[Data records for software interfaces]

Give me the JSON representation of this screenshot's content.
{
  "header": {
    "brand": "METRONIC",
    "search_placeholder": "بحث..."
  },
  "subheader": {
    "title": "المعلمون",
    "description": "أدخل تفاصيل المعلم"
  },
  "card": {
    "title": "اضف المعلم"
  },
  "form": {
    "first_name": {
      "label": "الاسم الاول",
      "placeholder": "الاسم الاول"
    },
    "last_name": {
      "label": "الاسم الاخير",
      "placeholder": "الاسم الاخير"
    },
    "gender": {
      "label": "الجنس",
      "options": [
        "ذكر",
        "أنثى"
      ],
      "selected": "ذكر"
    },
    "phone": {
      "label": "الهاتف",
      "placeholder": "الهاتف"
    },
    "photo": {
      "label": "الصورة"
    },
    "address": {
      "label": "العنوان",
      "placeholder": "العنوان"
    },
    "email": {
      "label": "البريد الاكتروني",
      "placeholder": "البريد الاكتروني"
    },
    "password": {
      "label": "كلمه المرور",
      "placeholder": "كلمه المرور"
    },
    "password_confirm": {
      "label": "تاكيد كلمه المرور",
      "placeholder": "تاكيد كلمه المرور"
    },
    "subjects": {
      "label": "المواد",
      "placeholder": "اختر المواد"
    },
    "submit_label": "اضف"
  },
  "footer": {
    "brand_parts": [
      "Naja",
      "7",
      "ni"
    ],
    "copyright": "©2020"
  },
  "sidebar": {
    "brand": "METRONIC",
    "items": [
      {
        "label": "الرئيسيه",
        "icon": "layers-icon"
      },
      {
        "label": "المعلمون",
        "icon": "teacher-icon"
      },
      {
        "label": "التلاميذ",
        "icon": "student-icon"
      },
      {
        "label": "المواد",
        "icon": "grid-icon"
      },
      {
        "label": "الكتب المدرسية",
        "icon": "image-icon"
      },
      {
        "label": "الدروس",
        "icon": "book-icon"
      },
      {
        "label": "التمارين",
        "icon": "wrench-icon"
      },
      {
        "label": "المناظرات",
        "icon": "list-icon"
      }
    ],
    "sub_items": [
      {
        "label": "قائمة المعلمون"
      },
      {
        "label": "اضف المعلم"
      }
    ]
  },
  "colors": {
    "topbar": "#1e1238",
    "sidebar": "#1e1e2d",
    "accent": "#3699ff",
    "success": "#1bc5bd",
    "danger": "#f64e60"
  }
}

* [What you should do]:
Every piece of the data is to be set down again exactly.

* [Problem solution]:
Give me the JSON representation of this screenshot's content.
{
  "header": {
    "brand": "METRONIC",
    "search_placeholder": "بحث..."
  },
  "subheader": {
    "title": "المعلمون",
    "description": "أدخل تفاصيل المعلم"
  },
  "card": {
    "title": "اضف المعلم"
  },
  "form": {
    "first_name": {
      "label": "الاسم الاول",
      "placeholder": "الاسم الاول"
    },
    "last_name": {
      "label": "الاسم الاخير",
      "placeholder": "الاسم الاخير"
    },
    "gender": {
      "label": "الجنس",
      "options": [
        "ذكر",
        "أنثى"
      ],
      "selected": "ذكر"
    },
    "phone": {
      "label": "الهاتف",
      "placeholder": "الهاتف"
    },
    "photo": {
      "label": "الصورة"
    },
    "address": {
      "label": "العنوان",
      "placeholder": "العنوان"
    },
    "email": {
      "label": "البريد الاكتروني",
      "placeholder": "البريد الاكتروني"
    },
    "password": {
      "label": "كلمه المرور",
      "placeholder": "كلمه المرور"
    },
    "password_confirm": {
      "label": "تاكيد كلمه المرور",
      "placeholder": "تاكيد كلمه المرور"
    },
    "subjects": {
      "label": "المواد",
      "placeholder": "اختر المواد"
    },
    "submit_label": "اضف"
  },
  "footer": {
    "brand_parts": [
      "Naja",
      "7",
      "ni"
    ],
    "copyright": "©2020"
  },
  "sidebar": {
    "brand": "METRONIC",
    "items": [
      {
        "label": "الرئيسيه",
        "icon": "layers-icon"
      },
      {
        "label": "المعلمون",
        "icon": "teacher-icon"
      },
      {
        "label": "التلاميذ",
        "icon": "student-icon"
      },
      {
        "label": "المواد",
        "icon": "grid-icon"
      },
      {
        "label": "الكتب المدرسية",
        "icon": "image-icon"
      },
      {
        "label": "الدروس",
        "icon": "book-icon"
      },
      {
        "label": "التمارين",
        "icon": "wrench-icon"
      },
      {
        "label": "المناظرات",
        "icon": "list-icon"
      }
    ],
    "sub_items": [
      {
        "label": "قائمة المعلمون"
      },
      {
        "label": "اضف المعلم"
      }
    ]
  },
  "colors": {
    "topbar": "#1e1238",
    "sidebar": "#1e1e2d",
    "accent": "#3699ff",
    "success": "#1bc5bd",
    "danger": "#f64e60"
  }
}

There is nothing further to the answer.